What's this, then?  Oh come on now.

But Sunshine, the Galaxies...  SM64 introduced us to a thing 3D platformers could give us that 2D platformers couldn't, to the same extent: freedom. 

From the moment you're launched onto Bob-Omb's Battlefield, there are a multitude of ways to go, places to explore.  Yes, you're supposed to challenge the fatty on top of the mountain; but there are Goombas to punch, and 1-Ups to find, and there's a yellow thing guarded by a Chain Chomp that looks like it could do with some help.  Then you get back to Peach's Castle, and there are all sorts of secrets ferreted away in there...

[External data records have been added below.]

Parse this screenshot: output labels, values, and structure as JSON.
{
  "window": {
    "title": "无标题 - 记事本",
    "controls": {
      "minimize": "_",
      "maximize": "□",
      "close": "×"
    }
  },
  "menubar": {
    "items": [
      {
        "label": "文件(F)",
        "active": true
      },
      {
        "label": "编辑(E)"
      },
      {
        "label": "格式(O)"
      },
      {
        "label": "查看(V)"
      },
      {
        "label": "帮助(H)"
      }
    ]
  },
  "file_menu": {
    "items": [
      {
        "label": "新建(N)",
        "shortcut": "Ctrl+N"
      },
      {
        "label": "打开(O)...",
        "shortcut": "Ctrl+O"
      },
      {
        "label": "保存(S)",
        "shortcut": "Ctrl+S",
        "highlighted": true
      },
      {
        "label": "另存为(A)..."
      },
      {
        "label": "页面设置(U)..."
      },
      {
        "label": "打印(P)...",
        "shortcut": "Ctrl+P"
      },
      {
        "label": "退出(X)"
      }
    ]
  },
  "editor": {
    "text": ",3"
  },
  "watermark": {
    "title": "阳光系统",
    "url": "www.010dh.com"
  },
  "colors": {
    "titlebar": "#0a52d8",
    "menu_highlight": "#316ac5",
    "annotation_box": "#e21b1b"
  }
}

In its Banjo games and Donkey Kong 64, Rare aped (badoom-tish) this style with some success; which makes it all the more mind-boggling that later 3D Mario games did away with as much freedom as possible, one step at a time.

Sunshine had similar level designs to SM64, open explorable spaces and a feature-filled hub - but it cut down the choice, so that you could only get the star it told you to.  The Galaxies went for focus over freedom, with a single route for every star and only a few exceptions.  Super Mario 3D Land/World finished the constraining process by "going full 2D Mario" and adding a time limit.

Maybe Nintendo saw the greater success of the New Super Mario Bros. games, and decided to pull their 3D Marios back towards them.  Whatever the reason, we're poorer for it.

How about an HD remake?  Ignore the DS port, with its dodgy controls and dubious extra stars.  This is a game crying out for an HD re-release.  The core ideas are still there and still great, but it looks old and tired, and the camera's a mess.  If the Nintendo NX released with SM64HD, I would be all over that, no matter how recently I'd played the original.

What's to be done?  Unfortunately, I can't see Nintendo going back to the platformer-adventure genre (as I clumsily dub it).  Not with SM3DW being its latest 3D Mario.  Our best bet is to hope for the aforementioned HD release, hope that games like Project Ukulele can be half as good as SM64 - and in the meanwhile, play the original while squinting.

 Thanks for the memories.  And for N64 Magazine, natch.

Thanks for the memories.  And for N64 Magazine, natch.

There's my list, but there are plenty of others.  Off the top of my head, Pilotwings 64, Goldeneye, and Mario Tennis could be on this list.  Please let me know which games I'm a moron for not including (not in those terms thank you), either in the comments or on the GNamer forum.